A simple hello held the power to brighten my day.
I had picked up a prescription at my local drug store when a small child, maybe 4 years old, peeked out from behind his mother's leg. He smiled at me and said hello. I heard him speaking Mandarin earlier, so I smiled back and said "nǐ hǎo."
He laughed a coy but mischievous laugh, the kind that kids sometimes do. We played a little game where I turned my head then looked back at him in peek-a-boo fashion. We amused each other awhile.
I thought about how children are often a lot more open and friendly than adults. We keep our guards up, heads down, get on with our days. We can be so busy, it's easy to lose our sense of wonder. Quite often, I'll walk down the street and notice many people avoid eye contact. I understand sometimes, in a bigger city, people need to create a little bubble of personal space.
Crowded and lonely at the same time.
One day, I was out for a morning jog, and decided I'd acknowledge every person I pass on the street. Either say hello, wave or nod. I approached a man walking his dog. Immediately after I made my resolution, the man waved to me, before I could say hi.
That was kind of weird and neat, I thought. One of those coincidences that maybe isn't a coincidence. We both said our hellos and went our separate ways.
I doubled back and caught up with the man as he got into his car.
"Hey," I said, "sorry to bother you, but right before you waved to me, I had just decided that very moment I'd say hello to everyone I passed on the street. But you beat me to it."
He smiled. "Yeah, I recognize you, so I thought I'd wave. You run around the neighbourhood, right? How far do you usually go?"
"Oh, I don't even time myself or measure distance anymore, but maybe three or four kilometres. Just to stay in shape."
"That's great. I used to run marathons, but really that's all you need to do."
"You know," I said, "I think we'd all be in better moods if we said hello more often to strangers."
"People are so busy these days, we don't take the time anymore," he added. "I used to be a social worker. One time I was counselling a client. I got all philosophical, jabbering on about the meaning of life.
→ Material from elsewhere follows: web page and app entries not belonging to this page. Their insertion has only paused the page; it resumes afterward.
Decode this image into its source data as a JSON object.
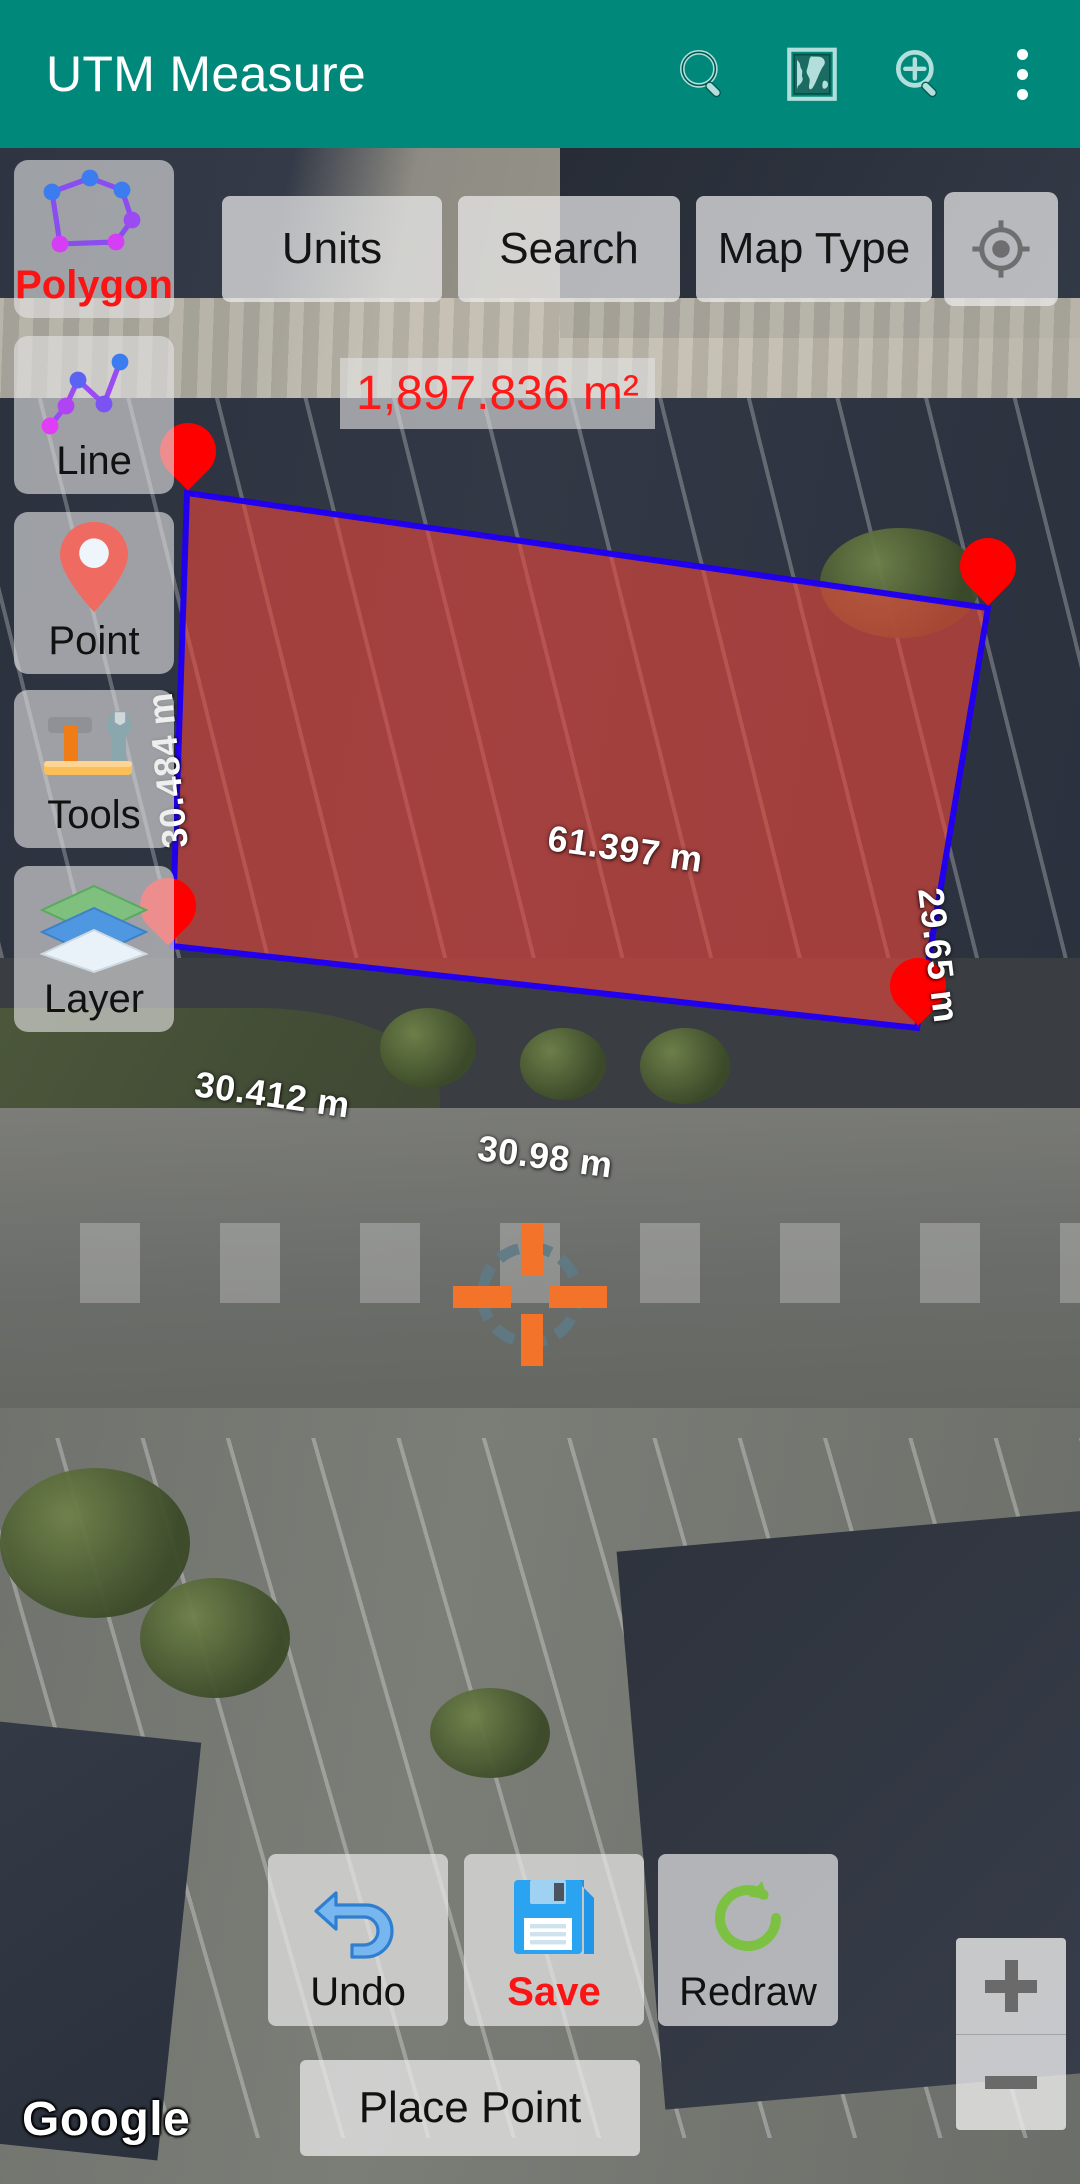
{
  "app": {
    "title": "UTM Measure",
    "bar_color": "#00897B",
    "actions": [
      {
        "name": "search-icon",
        "label": "Search"
      },
      {
        "name": "map-globe-icon",
        "label": "Map"
      },
      {
        "name": "zoom-search-icon",
        "label": "Zoom Search"
      },
      {
        "name": "overflow-menu-icon",
        "label": "More options"
      }
    ]
  },
  "top_toolbar": {
    "units_label": "Units",
    "search_label": "Search",
    "map_type_label": "Map Type",
    "my_location_icon": "gps-crosshair-icon"
  },
  "tool_rail": {
    "items": [
      {
        "label": "Polygon",
        "icon": "polygon-icon",
        "active": true
      },
      {
        "label": "Line",
        "icon": "polyline-icon",
        "active": false
      },
      {
        "label": "Point",
        "icon": "map-pin-icon",
        "active": false
      },
      {
        "label": "Tools",
        "icon": "tools-icon",
        "active": false
      },
      {
        "label": "Layer",
        "icon": "layers-icon",
        "active": false
      }
    ]
  },
  "measurement": {
    "area": "1,897.836 m²",
    "area_color": "#ff1a1a",
    "polygon_fill": "#e8473c",
    "polygon_stroke": "#2200ee",
    "edges": [
      {
        "id": "edge-top",
        "value": "61.397 m"
      },
      {
        "id": "edge-left",
        "value": "30.484 m"
      },
      {
        "id": "edge-right",
        "value": "29.65 m"
      },
      {
        "id": "edge-bottom-left",
        "value": "30.412 m"
      },
      {
        "id": "edge-bottom-right",
        "value": "30.98 m"
      }
    ],
    "vertex_markers": 4,
    "marker_color": "#fe0000",
    "crosshair_color": "#f4732b"
  },
  "bottom_bar": {
    "undo_label": "Undo",
    "save_label": "Save",
    "redraw_label": "Redraw",
    "place_point_label": "Place Point",
    "save_color": "#fb1414"
  },
  "zoom_controls": {
    "zoom_in": "+",
    "zoom_out": "−"
  },
  "attribution": {
    "text": "Google"
  }
}
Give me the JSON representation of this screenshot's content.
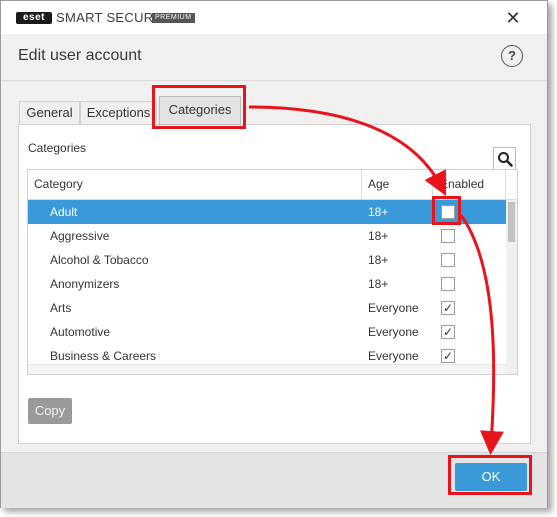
{
  "titlebar": {
    "logo_text": "eset",
    "product_name": "SMART SECURITY",
    "edition": "PREMIUM",
    "close_glyph": "✕"
  },
  "header": {
    "title": "Edit user account",
    "help_glyph": "?"
  },
  "tabs": [
    {
      "label": "General"
    },
    {
      "label": "Exceptions"
    },
    {
      "label": "Categories",
      "active": true
    }
  ],
  "panel": {
    "section_label": "Categories",
    "search_icon": "search-icon"
  },
  "table": {
    "columns": {
      "category": "Category",
      "age": "Age",
      "enabled": "Enabled"
    },
    "rows": [
      {
        "name": "Adult",
        "age": "18+",
        "enabled": false,
        "selected": true
      },
      {
        "name": "Aggressive",
        "age": "18+",
        "enabled": false
      },
      {
        "name": "Alcohol & Tobacco",
        "age": "18+",
        "enabled": false
      },
      {
        "name": "Anonymizers",
        "age": "18+",
        "enabled": false
      },
      {
        "name": "Arts",
        "age": "Everyone",
        "enabled": true
      },
      {
        "name": "Automotive",
        "age": "Everyone",
        "enabled": true
      },
      {
        "name": "Business & Careers",
        "age": "Everyone",
        "enabled": true
      }
    ]
  },
  "buttons": {
    "copy": "Copy",
    "ok": "OK"
  },
  "colors": {
    "accent": "#3a9ad9",
    "annotation": "#e8141b",
    "disabled_button": "#9a9a9a"
  }
}
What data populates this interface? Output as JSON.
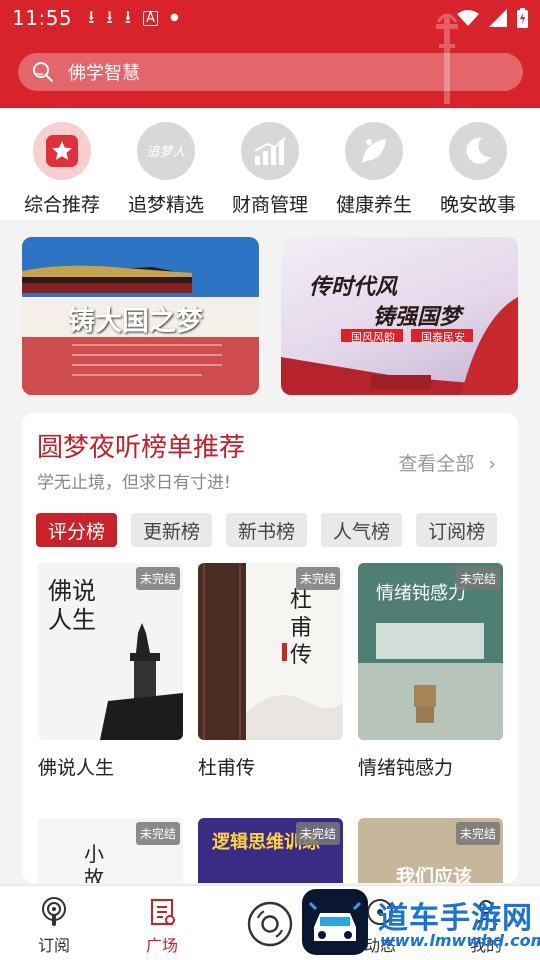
{
  "status_bar": {
    "time": "11:55"
  },
  "search": {
    "placeholder": "佛学智慧"
  },
  "categories": [
    {
      "label": "综合推荐",
      "icon": "star-icon"
    },
    {
      "label": "追梦精选",
      "icon": "dream-icon"
    },
    {
      "label": "财商管理",
      "icon": "bar-chart-icon"
    },
    {
      "label": "健康养生",
      "icon": "leaf-icon"
    },
    {
      "label": "晚安故事",
      "icon": "moon-icon"
    }
  ],
  "banners": [
    {
      "title": "铸大国之梦"
    },
    {
      "title_line1": "传时代风",
      "title_line2": "铸强国梦",
      "tag1": "国风风韵",
      "tag2": "国泰民安"
    }
  ],
  "ranking": {
    "title": "圆梦夜听榜单推荐",
    "subtitle": "学无止境，但求日有寸进!",
    "view_all": "查看全部",
    "tabs": [
      "评分榜",
      "更新榜",
      "新书榜",
      "人气榜",
      "订阅榜"
    ],
    "books": [
      {
        "title": "佛说人生",
        "badge": "未完结",
        "cover_text": "佛说人生"
      },
      {
        "title": "杜甫传",
        "badge": "未完结",
        "cover_text": "杜甫传"
      },
      {
        "title": "情绪钝感力",
        "badge": "未完结",
        "cover_text": "情绪钝感力"
      },
      {
        "title": "",
        "badge": "未完结",
        "cover_text": "小故事"
      },
      {
        "title": "",
        "badge": "未完结",
        "cover_text": "逻辑思维训练"
      },
      {
        "title": "",
        "badge": "未完结",
        "cover_text": "我们应该"
      }
    ]
  },
  "bottom_nav": [
    {
      "label": "订阅",
      "icon": "podcast-icon"
    },
    {
      "label": "广场",
      "icon": "square-list-icon"
    },
    {
      "label": "",
      "icon": "disc-icon"
    },
    {
      "label": "动态",
      "icon": "dynamic-icon"
    },
    {
      "label": "我的",
      "icon": "profile-icon"
    }
  ],
  "watermark": {
    "text": "道车手游网",
    "url": "www.lmwwbd.com"
  },
  "colors": {
    "brand_red": "#d8232a",
    "tab_active": "#c9222a"
  }
}
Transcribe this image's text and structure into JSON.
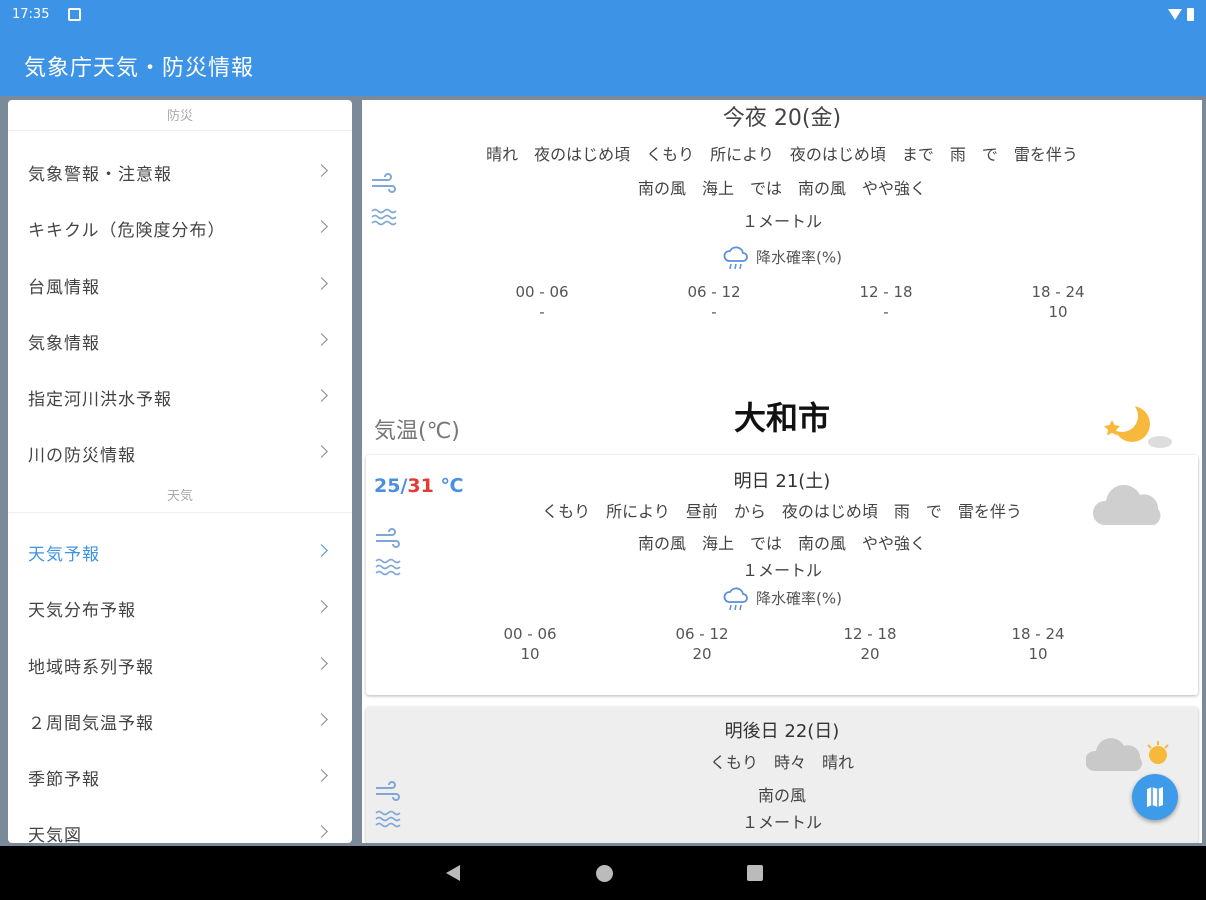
{
  "status_bar": {
    "time": "17:35"
  },
  "app_bar": {
    "title": "気象庁天気・防災情報"
  },
  "sidebar": {
    "sections": [
      {
        "header": "防災",
        "items": [
          "気象警報・注意報",
          "キキクル（危険度分布）",
          "台風情報",
          "気象情報",
          "指定河川洪水予報",
          "川の防災情報"
        ]
      },
      {
        "header": "天気",
        "items": [
          "天気予報",
          "天気分布予報",
          "地域時系列予報",
          "２周間気温予報",
          "季節予報",
          "天気図"
        ]
      }
    ],
    "active_item": "天気予報"
  },
  "tonight": {
    "title": "今夜  20(金)",
    "weather": "晴れ　夜のはじめ頃　くもり　所により　夜のはじめ頃　まで　雨　で　雷を伴う",
    "wind": "南の風　海上　では　南の風　やや強く",
    "wave": "１メートル",
    "precip_label": "降水確率(%)",
    "precip": [
      {
        "period": "00 - 06",
        "value": "-"
      },
      {
        "period": "06 - 12",
        "value": "-"
      },
      {
        "period": "12 - 18",
        "value": "-"
      },
      {
        "period": "18 - 24",
        "value": "10"
      }
    ]
  },
  "city": "大和市",
  "temp_label": "気温(℃)",
  "tomorrow": {
    "title": "明日  21(土)",
    "temp_min": "25",
    "temp_sep": "/",
    "temp_max": "31",
    "temp_unit": " ℃",
    "weather": "くもり　所により　昼前　から　夜のはじめ頃　雨　で　雷を伴う",
    "wind": "南の風　海上　では　南の風　やや強く",
    "wave": "１メートル",
    "precip_label": "降水確率(%)",
    "precip": [
      {
        "period": "00 - 06",
        "value": "10"
      },
      {
        "period": "06 - 12",
        "value": "20"
      },
      {
        "period": "12 - 18",
        "value": "20"
      },
      {
        "period": "18 - 24",
        "value": "10"
      }
    ]
  },
  "day_after": {
    "title": "明後日  22(日)",
    "weather": "くもり　時々　晴れ",
    "wind": "南の風",
    "wave": "１メートル"
  },
  "icons": {
    "wind": "wind-icon",
    "wave": "wave-icon",
    "rain": "rain-cloud-icon",
    "night": "crescent-moon-star-icon",
    "cloudy": "cloud-icon",
    "cloudy_sunny": "cloud-sun-icon",
    "map": "map-icon"
  },
  "colors": {
    "primary": "#3d93e6",
    "temp_min": "#4a90e2",
    "temp_max": "#e53935",
    "fab": "#3d9be9"
  }
}
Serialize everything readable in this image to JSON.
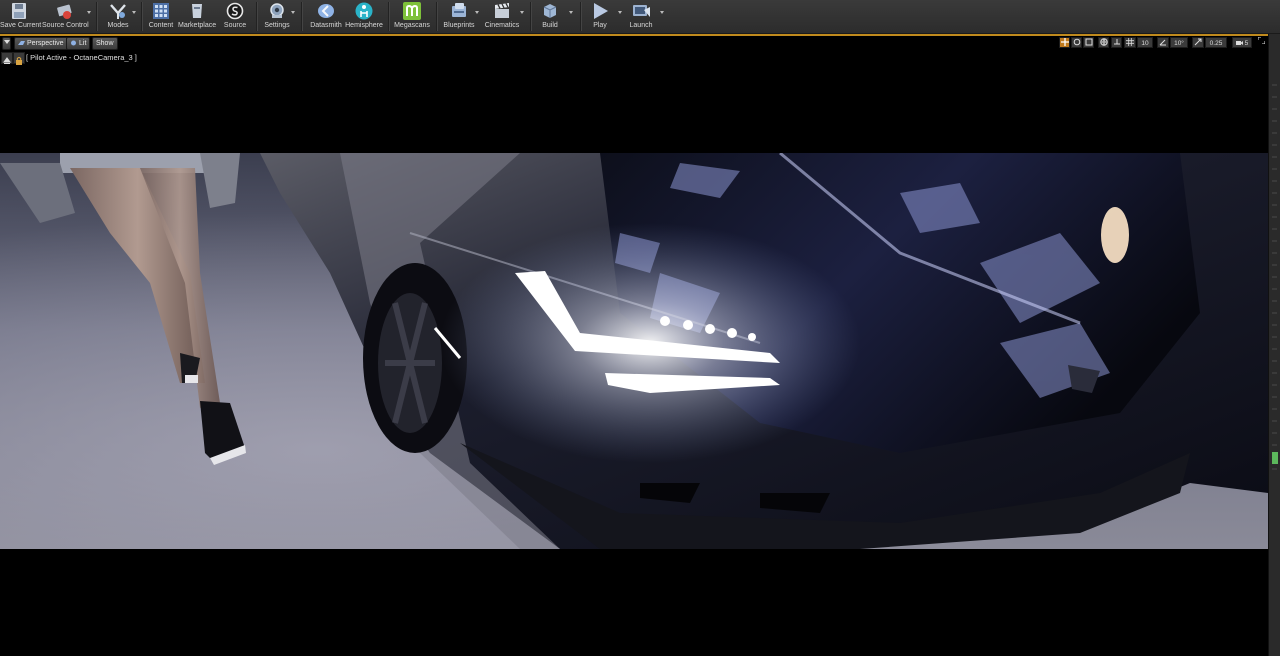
{
  "toolbar": {
    "buttons": [
      {
        "label": "Save Current",
        "icon": "save-icon"
      },
      {
        "label": "Source Control",
        "icon": "source-control-icon"
      },
      {
        "label": "Modes",
        "icon": "modes-icon"
      },
      {
        "label": "Content",
        "icon": "content-icon"
      },
      {
        "label": "Marketplace",
        "icon": "marketplace-icon"
      },
      {
        "label": "Source",
        "icon": "source-icon"
      },
      {
        "label": "Settings",
        "icon": "settings-icon"
      },
      {
        "label": "Datasmith",
        "icon": "datasmith-icon"
      },
      {
        "label": "Hemisphere",
        "icon": "hemisphere-icon"
      },
      {
        "label": "Megascans",
        "icon": "megascans-icon"
      },
      {
        "label": "Blueprints",
        "icon": "blueprints-icon"
      },
      {
        "label": "Cinematics",
        "icon": "cinematics-icon"
      },
      {
        "label": "Build",
        "icon": "build-icon"
      },
      {
        "label": "Play",
        "icon": "play-icon"
      },
      {
        "label": "Launch",
        "icon": "launch-icon"
      }
    ]
  },
  "viewport": {
    "perspective_label": "Perspective",
    "lit_label": "Lit",
    "show_label": "Show",
    "grid_snap_value": "10",
    "rotation_snap_value": "10°",
    "scale_snap_value": "0.25",
    "camera_speed_value": "5",
    "pilot_text": "[ Pilot Active - OctaneCamera_3 ]"
  },
  "colors": {
    "accent": "#c08a1d",
    "toolbar_bg": "#333333",
    "megascans_green": "#7ec13a",
    "viewport_bg": "#000000"
  }
}
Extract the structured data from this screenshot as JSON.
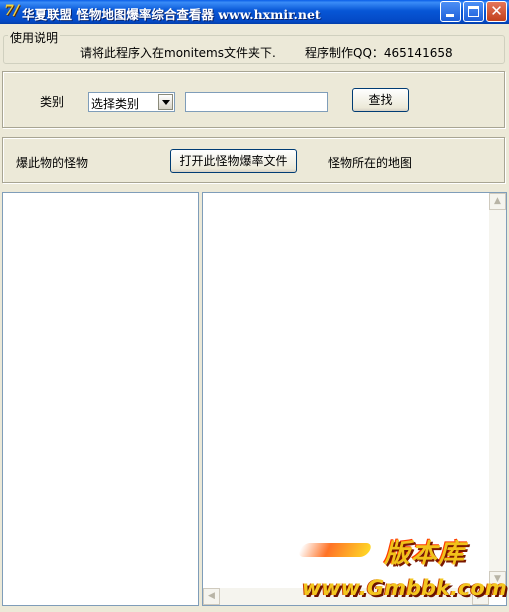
{
  "window": {
    "title": "华夏联盟 怪物地图爆率综合查看器 www.hxmir.net",
    "icon_glyph": "7/",
    "controls": {
      "minimize": "minimize-icon",
      "maximize": "maximize-icon",
      "close_glyph": "✕"
    }
  },
  "usage": {
    "legend": "使用说明",
    "instruction": "请将此程序入在monitems文件夹下.",
    "credit": "程序制作QQ：465141658"
  },
  "search": {
    "category_label": "类别",
    "category_selected": "选择类别",
    "keyword_value": "",
    "search_button": "查找"
  },
  "results": {
    "drops_label": "爆此物的怪物",
    "open_button": "打开此怪物爆率文件",
    "map_label": "怪物所在的地图"
  },
  "scrollbar": {
    "up": "▲",
    "down": "▼",
    "left": "◀",
    "right": "▶"
  },
  "watermark": {
    "logo": "版本库",
    "url": "www.Gmbbk.com"
  }
}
The lady told me after she didn't care at all about what I said, but what really mattered was I took the time to talk with her."
Our conversation continued: small talk, the weather, our families. "So how old are your kids," he asked, "and what school do they go to?"
I told him their ages and that they attended the local public school.
"I used to teach there!" he exclaimed.
We started playing that six-degrees-of-separation game. "My wife's a teacher," I said. She worked there very briefly one year when she was pregnant, because there was a case of fifth disease at her school, so she had to move temporarily."
"Where does she teach now?"
I told him the name of the school.
"I used to teach there, too!" he said.
Weird and neat, again. Either this guy was pulling my leg, or there's a little more to this than coincidence.
"What's your name?" I asked. "When did you teach there?"
"My name's M.A. I was there in the early 2000s."
"Well, you must know my wife!" I told him her name.
"Ha! No kidding! I know her—she's a great teacher!"
"And I used to supply teach there, too," I said. We rhymed off a list of old teachers we both knew, the principal, vice-principal.
How's your wife doing?" he asked.
"Good! You know, I think we've met before."
"We probably have!"
After a very pleasant conversation, we said goodbye. I jogged home thinking how a simple decision to say hello underscored how we're connected in the web of life.
When I got home, I mentioned my encounter to my wife.
"Do you know a guy named M.A.?"
"Yeah, we taught together a while ago," she said.
"Funny thing, I ran into him today while I was jogging. He says hi."
My wife laughed and told me what a nice guy he is. "I did a spinning class with him a long time ago."
"Oh, yeah!" I said. "I'm pretty sure I've met him before."
So I encourage you to try this for one day: Say hi to as many people as you can. It's an interesting experiment. You'll find many are happy to return the favour. It's an easy way to brighten your day.
And you might inspire others to embrace the simple power of hello.